The star of the night was Sale, a dominant lefty (the type of pitcher the Bronx Bombers have struggled with all season) who struck out a season high 13 hitters and yielded just three hits and a solo home run to Derek Jeter in 7.2 innings of work. If Sale was the lead role, Phil Hughes was Best Supporting Actor, giving up just two runs on five hits in seven innings, but ultimately losing on an Alexis Rios solo home run during a classic pitcher’s duel.
For the Yankees, it was encouraging to see Jeter homer for the third consecutive game and it was nice to see Hughes get back on track with a great start against a top AL lineup. It was worrisome to see the division lead fall down to three games after the sweep as the Rays won yet again, 5-3 against the Royals.
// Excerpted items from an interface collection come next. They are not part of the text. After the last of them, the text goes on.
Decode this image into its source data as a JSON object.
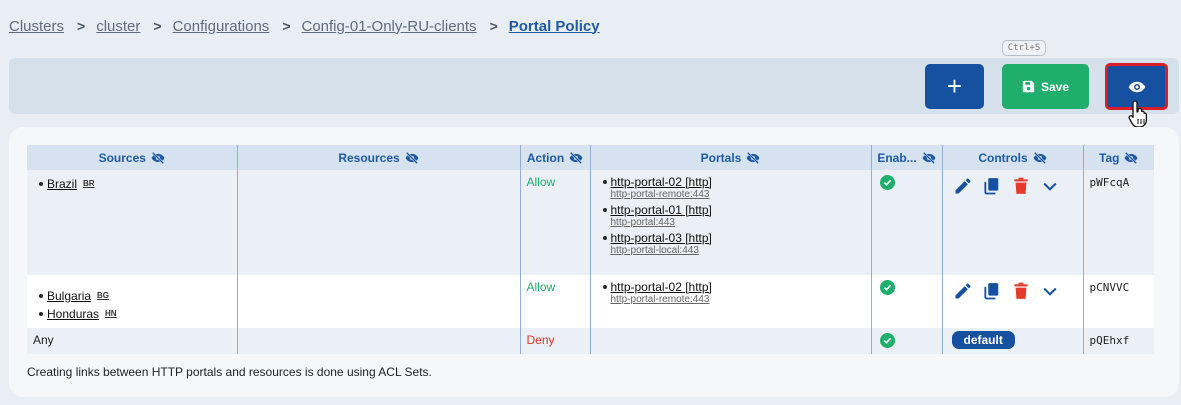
{
  "breadcrumb": {
    "items": [
      "Clusters",
      "cluster",
      "Configurations",
      "Config-01-Only-RU-clients"
    ],
    "separator": ">",
    "current": "Portal Policy"
  },
  "toolbar": {
    "shortcut": "Ctrl+S",
    "add_label": "+",
    "save_label": "Save"
  },
  "table": {
    "headers": {
      "sources": "Sources",
      "resources": "Resources",
      "action": "Action",
      "portals": "Portals",
      "enabled": "Enab...",
      "controls": "Controls",
      "tag": "Tag"
    },
    "rows": [
      {
        "sources": [
          {
            "name": "Brazil",
            "code": "BR"
          }
        ],
        "action": "Allow",
        "portals": [
          {
            "name": "http-portal-02 [http]",
            "address": "http-portal-remote:443"
          },
          {
            "name": "http-portal-01 [http]",
            "address": "http-portal:443"
          },
          {
            "name": "http-portal-03 [http]",
            "address": "http-portal-local:443"
          }
        ],
        "tag": "pWFcqA"
      },
      {
        "sources": [
          {
            "name": "Bulgaria",
            "code": "BG"
          },
          {
            "name": "Honduras",
            "code": "HN"
          }
        ],
        "action": "Allow",
        "portals": [
          {
            "name": "http-portal-02 [http]",
            "address": "http-portal-remote:443"
          }
        ],
        "tag": "pCNVVC"
      },
      {
        "sources_text": "Any",
        "action": "Deny",
        "default_label": "default",
        "tag": "pQEhxf"
      }
    ]
  },
  "footnote": "Creating links between HTTP portals and resources is done using ACL Sets.",
  "colors": {
    "primary": "#1650a0",
    "success": "#1fae6b",
    "danger": "#d83a2a",
    "highlight_border": "#d81e2a"
  },
  "icons": {
    "header": "eye-slash-icon",
    "save": "floppy-disk-icon",
    "view": "eye-icon",
    "enabled": "check-circle-icon",
    "edit": "pencil-icon",
    "copy": "copy-icon",
    "delete": "trash-icon",
    "expand": "chevron-down-icon"
  }
}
Professional hack, Skip Bayless, has been known for making baseless attacks on players, teams and anything sports related. His sole job at ESPN appears to be sacrificing his credibility to stir up trouble on ESPN’s popular show, First Take. He is a ratings’ booster because he has given up his dignity for a pay check.
With that understood, Bayless was up to his antics yet again before the Yankees’ game even started. On the heels of Bartolo Colon‘s PED suspension less than week after Melky Cabrera‘s, Bayless went on record as saying nobody could be trusted in Major League Baseball.
As a sign of evidence, he pointed to Jeter, citing his (then) 12 home runs and amazing season at the plate for a 38 year old shortstop. On the surface, it appears there could be merit to Bayless’s accusations (which, by the way, he stopped short of actually saying he thinks Jeter uses steroids, a sure sign this was said just to create chaos).
After all, Jeter at aged 37 hit just .297 with six home runs and 34 extra base hits last season. Of course, if you are even a minor baseball fan you might remember some interesting things about the first ballot Hall of Famer’s year in 2011.
For starters, he tinkered his swing in spring training, an attempt to speed up his bat. It was a complete failure as Jeter hit just .256 in April and .274 in May (which is when he started abandoning the new plan) and combined for two home runs and nine extra base hits in those months. He never looked comfortable and admitted he could not generate any power with a new leg step.
Another factor we may recall was Jeter was injured last season and did not play from June 13th until July 4th. Not only do injuries deteriorate season stats, but they can cause a hitter to struggle before and after time on the disabled list depending on if the injury lingered or not and because a hitter may be rusty upon return. Finally, as he did return there was one final factor.
The Yankees’ shortstop was attempting to become the first Yankee ever to have 3,000 hits in his career, something he admitted afterwards played with his mind as he crept closer to the milestone.
Jeter is a career .313 hitter. He hit .297 in July of 2011, followed by an August and September of .387 and .303. In other words, he ended last season red hot once his injuries and history were a thing of the past and his old swing had returned. Bayless also happened to conveniently make this (empty) accusation while Jeter is in the midst of a hot streak right now (.380 in August), meaning his .324 average may fall as he cools off.
This season Jeter is at .324 with 13 HR and 40 extra base hits in 518 at bats. He had 546 at bats all of last season.
Bayless brought Jeter’s name into a steroid (PEDs) discussion because he has six extra base hits in 28 at bats less during a completely healthy season, a season he has been able to DH more often with the absence of Jorge Posada, a season he is not chasing a career milestone and a season where he did not tinker his swing in Spring Training. The “Who’s Using?” game can be played in a lot of instances, but this is not one of them.